St John includes in the discursive system, the “understanding,” the will,” and “the memory”–all our mental processes except “the intuitive”. He uses the words “soul” and “sense. (I translated “soul” as “psyche”*) St. John writes:
“. . . .it is God Who is now working in the psuche; He binds its interior faculties, and
allows it not to cling to the understanding, nor to have delight in the will, nor to reason
with the memory. For anything that the psuche can do of its own accord at this time serves only, . . . .to hinder inward peace and the work which God is accomplishing . . . . p. 67
Thus, the Dark Night is actually a negative experience only from the point of view of one’s intellect. This darkness is not a pleasant experience for the intellect which believed itself capable understanding everything. St. John explains:
. . . .the Divine wisdom is not only night and darkness for the psuche, but is likewise, affliction and torment . . . because of the height of Divine Wisdom, which transcends the talent of the soul and in this way is darkness to it. p. 100
Most of us have had the experience of our mind hurting when it works on an unsolvable math problem. Most of us are also aware of how our mind annoyingly intrudes into our quiet times with God which it can’t understand. St. John was describing the mental anguish that comes as the mind is being forced to surrender. His fellow monks were straining with every technique they had been taught to reach God. He was teaching them to let go and let God take the mind into darkness. Those who rely on their intellects would never make such a journey.

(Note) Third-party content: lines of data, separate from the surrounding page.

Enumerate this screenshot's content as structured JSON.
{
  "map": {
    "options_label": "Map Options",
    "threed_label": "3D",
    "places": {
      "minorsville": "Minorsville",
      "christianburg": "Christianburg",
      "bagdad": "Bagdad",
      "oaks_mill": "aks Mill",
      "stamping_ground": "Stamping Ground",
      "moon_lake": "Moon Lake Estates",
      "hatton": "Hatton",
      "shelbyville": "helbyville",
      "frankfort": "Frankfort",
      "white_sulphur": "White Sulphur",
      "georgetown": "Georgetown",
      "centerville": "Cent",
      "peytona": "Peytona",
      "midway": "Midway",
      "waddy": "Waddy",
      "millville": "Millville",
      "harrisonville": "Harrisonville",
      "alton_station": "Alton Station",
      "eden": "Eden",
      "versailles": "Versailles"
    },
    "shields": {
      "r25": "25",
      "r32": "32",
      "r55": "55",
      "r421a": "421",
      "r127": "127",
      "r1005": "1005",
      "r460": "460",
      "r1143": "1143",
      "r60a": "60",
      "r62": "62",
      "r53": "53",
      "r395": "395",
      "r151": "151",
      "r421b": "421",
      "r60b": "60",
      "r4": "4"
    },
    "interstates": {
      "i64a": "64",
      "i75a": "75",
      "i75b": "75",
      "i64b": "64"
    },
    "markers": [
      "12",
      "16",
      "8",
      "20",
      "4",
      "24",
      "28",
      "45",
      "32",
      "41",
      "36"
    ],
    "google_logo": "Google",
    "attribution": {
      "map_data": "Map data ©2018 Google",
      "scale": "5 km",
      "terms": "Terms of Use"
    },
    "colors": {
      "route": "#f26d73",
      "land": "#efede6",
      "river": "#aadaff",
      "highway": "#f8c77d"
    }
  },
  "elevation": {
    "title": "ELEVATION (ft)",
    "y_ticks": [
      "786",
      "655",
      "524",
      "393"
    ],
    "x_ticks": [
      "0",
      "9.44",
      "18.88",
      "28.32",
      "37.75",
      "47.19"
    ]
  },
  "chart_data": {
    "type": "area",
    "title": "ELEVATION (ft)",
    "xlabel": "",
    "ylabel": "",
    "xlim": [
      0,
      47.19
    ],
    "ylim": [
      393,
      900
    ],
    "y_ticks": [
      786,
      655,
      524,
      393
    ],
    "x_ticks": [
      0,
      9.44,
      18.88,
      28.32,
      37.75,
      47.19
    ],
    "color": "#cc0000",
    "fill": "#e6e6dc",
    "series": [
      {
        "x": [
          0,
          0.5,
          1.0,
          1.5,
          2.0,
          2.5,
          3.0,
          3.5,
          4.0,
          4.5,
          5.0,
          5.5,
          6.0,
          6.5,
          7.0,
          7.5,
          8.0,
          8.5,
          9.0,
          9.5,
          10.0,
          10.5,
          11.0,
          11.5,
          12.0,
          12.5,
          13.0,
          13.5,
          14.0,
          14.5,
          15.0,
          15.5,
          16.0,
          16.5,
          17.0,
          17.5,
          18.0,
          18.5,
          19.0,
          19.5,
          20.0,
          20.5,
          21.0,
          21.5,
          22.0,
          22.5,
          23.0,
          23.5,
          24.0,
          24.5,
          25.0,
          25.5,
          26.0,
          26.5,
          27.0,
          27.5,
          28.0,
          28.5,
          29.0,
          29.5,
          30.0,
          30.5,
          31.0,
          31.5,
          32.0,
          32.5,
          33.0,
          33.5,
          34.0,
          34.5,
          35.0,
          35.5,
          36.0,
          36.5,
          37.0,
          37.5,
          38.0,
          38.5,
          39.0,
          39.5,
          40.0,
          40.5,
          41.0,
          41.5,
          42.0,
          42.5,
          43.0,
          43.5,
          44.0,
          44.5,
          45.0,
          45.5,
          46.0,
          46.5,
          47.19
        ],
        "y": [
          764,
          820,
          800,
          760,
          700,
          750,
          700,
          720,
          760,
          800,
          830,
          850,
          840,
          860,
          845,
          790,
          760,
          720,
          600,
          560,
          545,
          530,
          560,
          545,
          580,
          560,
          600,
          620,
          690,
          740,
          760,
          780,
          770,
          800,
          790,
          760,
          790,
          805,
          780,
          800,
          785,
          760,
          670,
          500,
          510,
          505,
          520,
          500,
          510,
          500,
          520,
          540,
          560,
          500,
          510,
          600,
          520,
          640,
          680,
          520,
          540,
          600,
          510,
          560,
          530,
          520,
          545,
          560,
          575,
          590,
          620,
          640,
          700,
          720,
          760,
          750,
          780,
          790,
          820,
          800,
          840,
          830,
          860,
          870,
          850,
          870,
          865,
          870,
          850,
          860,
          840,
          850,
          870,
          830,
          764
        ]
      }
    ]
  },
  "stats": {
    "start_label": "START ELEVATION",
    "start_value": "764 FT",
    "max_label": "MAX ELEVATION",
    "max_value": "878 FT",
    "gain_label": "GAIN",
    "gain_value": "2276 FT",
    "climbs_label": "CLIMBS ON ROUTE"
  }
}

On the other hand, from the point of view of the entire psychological system, The Dark Night is a positive experience and has a happy outcome.
“When God leads the soul into this night of sense in order to purge the sense of its lower part and to subdue it, unite it and bring it into conformity with the spirit, by setting it in darkness and causing it to cease. . . . He brings it into the night of the spirit, and (although it appears not so to it) the soul gains so many benefits that it holds it to be a happy chance to have escaped from the bonds and restrictions of the senses of its lower self. . . .” p. 74
Of all the people on this planet, Todd is the least likely to be suffering from St. John’s Dark Night of the Soul. More than most people, he has poked through the mental cloud of unknowing into that mystical realm--to paraphrase Star Trek “where no mind has gone before.”
What many who are suffering what they want to call a dark night is more likely what we psychologists diagnose as Dysthymia. Some of the depression can result from an intense overload of emotions which can knock neurotransmitters out of whack.
Another possibility is what I am seeing in all the Charismatic leaders with whom I interact. Agnes Sanford observed years ago, that when the Holy Spirit pours through a person, any glitches will be blasted out into the open. The more powerfully the Spirt moves, the more any blockages can expect to be dislodged. She wrote:“ The subconscious will not peaceably store memories which are contradictory to the nature of God. Attention is constantly drawn back to these unstored memories. If unattended, these memories become problematic.”
As I travel among Charismatic leaders, I see a lot of unexamined pathology. The higher the power of the Spirit works through them, the more these unacknowledged glitches are going to flush up.
So to conclude, please don’t let St. John of the Cross’ great contribution to Christian experience be depreciated.
Donald L. Clark, EdD, FAACoP
Board Certified Psychologist
Emeritus Professor of Psychology
*(In order to keep any reader from putting his or her own unique meanings into the word “soul,” I have substituted the Greek word ‘psuche” to keep the purity of St. John’s use of the word. In addition, psuche is closer to our word psyche or the psychological system.)
Reference: St. John of the Cross, Dark Night of the Soul, N. Y.: Image Books Doubleday (Translation 1990)